Start of Supplied information

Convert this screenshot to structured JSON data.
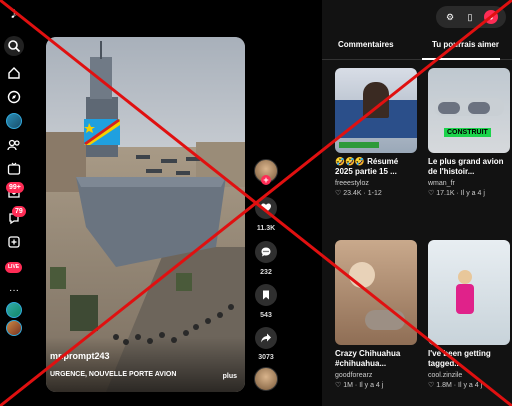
{
  "sidebar": {
    "logo_icon": "tiktok-logo-icon",
    "items": [
      {
        "name": "search-icon"
      },
      {
        "name": "home-icon"
      },
      {
        "name": "explore-icon"
      },
      {
        "name": "following-avatar"
      },
      {
        "name": "friends-icon"
      },
      {
        "name": "live-icon"
      },
      {
        "name": "inbox-icon",
        "badge": "99+"
      },
      {
        "name": "activity-icon",
        "badge": "79"
      },
      {
        "name": "upload-icon"
      },
      {
        "name": "live-studio-icon",
        "badge": "LIVE"
      },
      {
        "name": "more-icon"
      }
    ]
  },
  "video": {
    "username": "mr.prompt243",
    "caption": "URGENCE, NOUVELLE PORTE AVION",
    "more": "plus"
  },
  "actions": {
    "like_count": "11.3K",
    "comment_count": "232",
    "bookmark_count": "543",
    "share_count": "3073"
  },
  "panel": {
    "tabs": [
      "Commentaires",
      "Tu pourrais aimer"
    ],
    "recommendations": [
      {
        "title": "🤣🤣🤣 Résumé 2025 partie 15 ...",
        "author": "freeestyloz",
        "likes": "23.4K",
        "age": "1-12"
      },
      {
        "title": "Le plus grand avion de l'histoir...",
        "author": "wman_fr",
        "likes": "17.1K",
        "age": "Il y a 4 j",
        "overlay": "CONSTRUIT"
      },
      {
        "title": "Crazy Chihuahua #chihuahua...",
        "author": "goodforearz",
        "likes": "1M",
        "age": "Il y a 4 j"
      },
      {
        "title": "I've been getting tagged...",
        "author": "cool.zinzile",
        "likes": "1.8M",
        "age": "Il y a 4 j"
      }
    ]
  },
  "colors": {
    "accent": "#fe2c55",
    "overlay_x": "#e01010"
  }
}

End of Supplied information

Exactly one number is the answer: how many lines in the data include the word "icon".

11